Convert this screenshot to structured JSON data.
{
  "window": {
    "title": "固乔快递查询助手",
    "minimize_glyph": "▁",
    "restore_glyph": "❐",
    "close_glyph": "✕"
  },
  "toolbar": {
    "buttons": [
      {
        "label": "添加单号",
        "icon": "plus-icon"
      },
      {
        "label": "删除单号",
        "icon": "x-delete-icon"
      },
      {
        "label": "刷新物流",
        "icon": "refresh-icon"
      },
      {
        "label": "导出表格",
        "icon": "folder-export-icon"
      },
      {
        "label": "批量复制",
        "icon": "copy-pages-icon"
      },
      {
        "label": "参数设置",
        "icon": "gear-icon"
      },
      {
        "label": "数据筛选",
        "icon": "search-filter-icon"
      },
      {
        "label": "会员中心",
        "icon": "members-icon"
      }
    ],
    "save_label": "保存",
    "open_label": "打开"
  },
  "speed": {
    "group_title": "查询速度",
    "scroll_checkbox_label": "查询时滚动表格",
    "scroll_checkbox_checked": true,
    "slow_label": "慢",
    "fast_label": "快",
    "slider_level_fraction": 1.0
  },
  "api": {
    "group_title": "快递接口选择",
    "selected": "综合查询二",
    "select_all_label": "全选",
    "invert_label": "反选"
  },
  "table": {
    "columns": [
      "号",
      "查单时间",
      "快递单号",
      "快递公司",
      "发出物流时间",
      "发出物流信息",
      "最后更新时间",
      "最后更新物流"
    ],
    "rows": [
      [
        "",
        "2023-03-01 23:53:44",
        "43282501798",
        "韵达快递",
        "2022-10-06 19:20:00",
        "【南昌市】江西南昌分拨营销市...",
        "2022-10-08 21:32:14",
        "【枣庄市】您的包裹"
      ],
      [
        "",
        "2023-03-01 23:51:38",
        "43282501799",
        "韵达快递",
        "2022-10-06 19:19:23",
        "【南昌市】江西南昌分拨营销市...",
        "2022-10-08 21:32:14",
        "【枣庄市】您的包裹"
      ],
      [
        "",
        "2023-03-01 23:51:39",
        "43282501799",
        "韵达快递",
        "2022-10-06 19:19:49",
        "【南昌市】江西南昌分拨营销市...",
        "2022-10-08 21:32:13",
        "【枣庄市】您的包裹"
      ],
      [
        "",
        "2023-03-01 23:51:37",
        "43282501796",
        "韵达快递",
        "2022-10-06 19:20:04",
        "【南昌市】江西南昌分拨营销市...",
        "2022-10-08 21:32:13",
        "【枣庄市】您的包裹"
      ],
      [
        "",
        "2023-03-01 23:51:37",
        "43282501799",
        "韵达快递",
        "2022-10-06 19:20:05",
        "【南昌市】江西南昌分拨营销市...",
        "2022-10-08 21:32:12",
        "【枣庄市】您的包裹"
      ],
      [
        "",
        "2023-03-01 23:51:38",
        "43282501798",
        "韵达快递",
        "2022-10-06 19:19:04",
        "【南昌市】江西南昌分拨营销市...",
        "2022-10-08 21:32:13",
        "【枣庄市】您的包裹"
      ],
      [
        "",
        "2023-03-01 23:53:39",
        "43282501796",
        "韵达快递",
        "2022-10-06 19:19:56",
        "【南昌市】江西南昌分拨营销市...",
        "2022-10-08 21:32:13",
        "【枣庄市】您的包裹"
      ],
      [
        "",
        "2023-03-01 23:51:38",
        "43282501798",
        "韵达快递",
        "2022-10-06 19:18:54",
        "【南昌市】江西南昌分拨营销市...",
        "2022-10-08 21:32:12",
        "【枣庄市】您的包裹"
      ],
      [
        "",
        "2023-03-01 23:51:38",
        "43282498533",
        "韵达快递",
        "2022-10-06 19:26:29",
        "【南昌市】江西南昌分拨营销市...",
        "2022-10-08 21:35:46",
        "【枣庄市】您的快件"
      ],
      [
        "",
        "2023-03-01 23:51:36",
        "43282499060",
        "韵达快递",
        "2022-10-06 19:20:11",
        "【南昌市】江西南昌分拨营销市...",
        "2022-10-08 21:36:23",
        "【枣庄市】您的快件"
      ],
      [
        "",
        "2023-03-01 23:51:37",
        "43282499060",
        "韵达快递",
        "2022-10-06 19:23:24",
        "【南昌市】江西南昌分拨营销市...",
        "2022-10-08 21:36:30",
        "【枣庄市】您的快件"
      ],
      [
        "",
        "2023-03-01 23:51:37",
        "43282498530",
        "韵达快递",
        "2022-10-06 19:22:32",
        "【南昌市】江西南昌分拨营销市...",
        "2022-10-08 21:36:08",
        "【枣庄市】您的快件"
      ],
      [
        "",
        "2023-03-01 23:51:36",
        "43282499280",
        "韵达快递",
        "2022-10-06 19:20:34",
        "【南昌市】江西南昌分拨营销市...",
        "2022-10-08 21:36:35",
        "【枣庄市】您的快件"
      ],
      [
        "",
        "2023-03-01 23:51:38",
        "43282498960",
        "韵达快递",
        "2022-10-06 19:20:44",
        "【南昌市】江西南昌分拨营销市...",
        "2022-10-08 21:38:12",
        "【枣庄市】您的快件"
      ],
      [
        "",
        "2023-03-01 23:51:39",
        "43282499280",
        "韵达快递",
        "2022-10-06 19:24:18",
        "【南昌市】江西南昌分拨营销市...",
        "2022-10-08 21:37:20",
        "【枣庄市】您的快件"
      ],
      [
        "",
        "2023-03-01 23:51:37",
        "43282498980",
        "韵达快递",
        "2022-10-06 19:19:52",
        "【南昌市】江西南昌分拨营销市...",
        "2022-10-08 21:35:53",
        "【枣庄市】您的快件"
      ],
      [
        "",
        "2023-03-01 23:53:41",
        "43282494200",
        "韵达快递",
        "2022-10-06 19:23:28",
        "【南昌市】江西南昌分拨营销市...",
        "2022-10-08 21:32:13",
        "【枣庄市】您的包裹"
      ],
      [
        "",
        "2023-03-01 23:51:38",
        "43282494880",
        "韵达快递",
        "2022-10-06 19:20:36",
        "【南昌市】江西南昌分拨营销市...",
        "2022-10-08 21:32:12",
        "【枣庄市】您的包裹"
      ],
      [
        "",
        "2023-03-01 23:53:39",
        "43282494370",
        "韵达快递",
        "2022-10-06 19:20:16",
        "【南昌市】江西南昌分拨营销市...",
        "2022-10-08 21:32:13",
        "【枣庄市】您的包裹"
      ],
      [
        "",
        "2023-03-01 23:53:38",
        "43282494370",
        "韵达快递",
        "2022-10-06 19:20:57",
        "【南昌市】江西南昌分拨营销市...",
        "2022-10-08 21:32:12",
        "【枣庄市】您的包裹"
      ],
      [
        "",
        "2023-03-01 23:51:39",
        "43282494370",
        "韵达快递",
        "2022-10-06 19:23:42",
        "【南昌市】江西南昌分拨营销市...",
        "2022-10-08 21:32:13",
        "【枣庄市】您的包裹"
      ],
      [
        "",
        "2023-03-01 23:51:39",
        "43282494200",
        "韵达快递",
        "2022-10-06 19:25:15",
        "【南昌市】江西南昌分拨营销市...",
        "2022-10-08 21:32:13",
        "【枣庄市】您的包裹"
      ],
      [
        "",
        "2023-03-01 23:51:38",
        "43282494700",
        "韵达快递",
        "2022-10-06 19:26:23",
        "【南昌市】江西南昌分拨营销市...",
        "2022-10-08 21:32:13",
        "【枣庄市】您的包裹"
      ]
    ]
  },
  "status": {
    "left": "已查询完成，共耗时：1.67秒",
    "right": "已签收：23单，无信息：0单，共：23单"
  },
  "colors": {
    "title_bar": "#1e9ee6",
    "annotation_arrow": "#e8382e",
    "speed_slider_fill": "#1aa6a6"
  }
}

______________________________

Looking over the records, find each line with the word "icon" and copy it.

        "icon": "plus-icon"
        "icon": "x-delete-icon"
        "icon": "refresh-icon"
        "icon": "folder-export-icon"
        "icon": "copy-pages-icon"
        "icon": "gear-icon"
        "icon": "search-filter-icon"
        "icon": "members-icon"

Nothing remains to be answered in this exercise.